**WHAT YOU HAVE TO DO:**
Restating the data exactly is the whole task.
☆ ☆ ☆
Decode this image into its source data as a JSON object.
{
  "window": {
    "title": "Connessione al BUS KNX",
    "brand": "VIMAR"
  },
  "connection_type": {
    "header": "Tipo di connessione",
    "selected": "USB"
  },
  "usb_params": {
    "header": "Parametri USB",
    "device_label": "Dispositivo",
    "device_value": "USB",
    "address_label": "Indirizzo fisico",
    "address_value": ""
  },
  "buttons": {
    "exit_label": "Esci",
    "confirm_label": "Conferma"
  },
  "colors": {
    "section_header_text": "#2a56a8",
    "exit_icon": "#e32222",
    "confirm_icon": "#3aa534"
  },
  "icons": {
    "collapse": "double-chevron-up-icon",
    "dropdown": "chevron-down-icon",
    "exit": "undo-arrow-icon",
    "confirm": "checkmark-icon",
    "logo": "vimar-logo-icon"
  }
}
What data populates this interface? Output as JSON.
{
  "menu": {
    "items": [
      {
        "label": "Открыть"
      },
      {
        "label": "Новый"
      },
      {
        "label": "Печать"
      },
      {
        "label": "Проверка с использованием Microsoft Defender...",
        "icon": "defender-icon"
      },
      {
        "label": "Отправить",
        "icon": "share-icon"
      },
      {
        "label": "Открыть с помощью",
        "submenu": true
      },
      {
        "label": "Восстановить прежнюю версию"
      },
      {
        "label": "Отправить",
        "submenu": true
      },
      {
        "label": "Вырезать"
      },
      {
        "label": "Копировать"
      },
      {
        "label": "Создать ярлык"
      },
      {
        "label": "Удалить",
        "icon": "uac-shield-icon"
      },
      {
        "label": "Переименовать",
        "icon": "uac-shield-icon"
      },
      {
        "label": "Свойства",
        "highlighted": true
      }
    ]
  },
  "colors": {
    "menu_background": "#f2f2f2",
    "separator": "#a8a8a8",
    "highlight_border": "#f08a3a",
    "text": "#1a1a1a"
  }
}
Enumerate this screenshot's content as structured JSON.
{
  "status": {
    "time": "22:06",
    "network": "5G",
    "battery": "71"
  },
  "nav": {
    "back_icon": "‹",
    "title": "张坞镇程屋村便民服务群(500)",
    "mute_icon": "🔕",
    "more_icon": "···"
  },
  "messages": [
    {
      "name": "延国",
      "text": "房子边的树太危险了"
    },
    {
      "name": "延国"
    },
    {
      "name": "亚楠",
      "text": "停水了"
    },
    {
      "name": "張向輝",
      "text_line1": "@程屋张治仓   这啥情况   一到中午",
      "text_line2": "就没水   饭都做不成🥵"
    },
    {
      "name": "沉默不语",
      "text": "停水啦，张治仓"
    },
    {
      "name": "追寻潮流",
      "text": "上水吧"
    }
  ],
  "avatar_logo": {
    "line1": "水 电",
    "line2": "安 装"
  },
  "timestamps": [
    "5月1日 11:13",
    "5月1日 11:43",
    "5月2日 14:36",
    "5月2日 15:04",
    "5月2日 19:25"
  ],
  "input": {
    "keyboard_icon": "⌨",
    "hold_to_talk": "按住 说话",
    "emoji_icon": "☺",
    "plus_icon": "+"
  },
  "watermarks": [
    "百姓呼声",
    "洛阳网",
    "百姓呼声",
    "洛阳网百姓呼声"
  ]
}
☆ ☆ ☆
**SOLVED PROBLEM:**
Decode this image into its source data as a JSON object.
{
  "window": {
    "title": "Connessione al BUS KNX",
    "brand": "VIMAR"
  },
  "connection_type": {
    "header": "Tipo di connessione",
    "selected": "USB"
  },
  "usb_params": {
    "header": "Parametri USB",
    "device_label": "Dispositivo",
    "device_value": "USB",
    "address_label": "Indirizzo fisico",
    "address_value": ""
  },
  "buttons": {
    "exit_label": "Esci",
    "confirm_label": "Conferma"
  },
  "colors": {
    "section_header_text": "#2a56a8",
    "exit_icon": "#e32222",
    "confirm_icon": "#3aa534"
  },
  "icons": {
    "collapse": "double-chevron-up-icon",
    "dropdown": "chevron-down-icon",
    "exit": "undo-arrow-icon",
    "confirm": "checkmark-icon",
    "logo": "vimar-logo-icon"
  }
}
What data populates this interface? Output as JSON.
{
  "menu": {
    "items": [
      {
        "label": "Открыть"
      },
      {
        "label": "Новый"
      },
      {
        "label": "Печать"
      },
      {
        "label": "Проверка с использованием Microsoft Defender...",
        "icon": "defender-icon"
      },
      {
        "label": "Отправить",
        "icon": "share-icon"
      },
      {
        "label": "Открыть с помощью",
        "submenu": true
      },
      {
        "label": "Восстановить прежнюю версию"
      },
      {
        "label": "Отправить",
        "submenu": true
      },
      {
        "label": "Вырезать"
      },
      {
        "label": "Копировать"
      },
      {
        "label": "Создать ярлык"
      },
      {
        "label": "Удалить",
        "icon": "uac-shield-icon"
      },
      {
        "label": "Переименовать",
        "icon": "uac-shield-icon"
      },
      {
        "label": "Свойства",
        "highlighted": true
      }
    ]
  },
  "colors": {
    "menu_background": "#f2f2f2",
    "separator": "#a8a8a8",
    "highlight_border": "#f08a3a",
    "text": "#1a1a1a"
  }
}
Enumerate this screenshot's content as structured JSON.
{
  "status": {
    "time": "22:06",
    "network": "5G",
    "battery": "71"
  },
  "nav": {
    "back_icon": "‹",
    "title": "张坞镇程屋村便民服务群(500)",
    "mute_icon": "🔕",
    "more_icon": "···"
  },
  "messages": [
    {
      "name": "延国",
      "text": "房子边的树太危险了"
    },
    {
      "name": "延国"
    },
    {
      "name": "亚楠",
      "text": "停水了"
    },
    {
      "name": "張向輝",
      "text_line1": "@程屋张治仓   这啥情况   一到中午",
      "text_line2": "就没水   饭都做不成🥵"
    },
    {
      "name": "沉默不语",
      "text": "停水啦，张治仓"
    },
    {
      "name": "追寻潮流",
      "text": "上水吧"
    }
  ],
  "avatar_logo": {
    "line1": "水 电",
    "line2": "安 装"
  },
  "timestamps": [
    "5月1日 11:13",
    "5月1日 11:43",
    "5月2日 14:36",
    "5月2日 15:04",
    "5月2日 19:25"
  ],
  "input": {
    "keyboard_icon": "⌨",
    "hold_to_talk": "按住 说话",
    "emoji_icon": "☺",
    "plus_icon": "+"
  },
  "watermarks": [
    "百姓呼声",
    "洛阳网",
    "百姓呼声",
    "洛阳网百姓呼声"
  ]
}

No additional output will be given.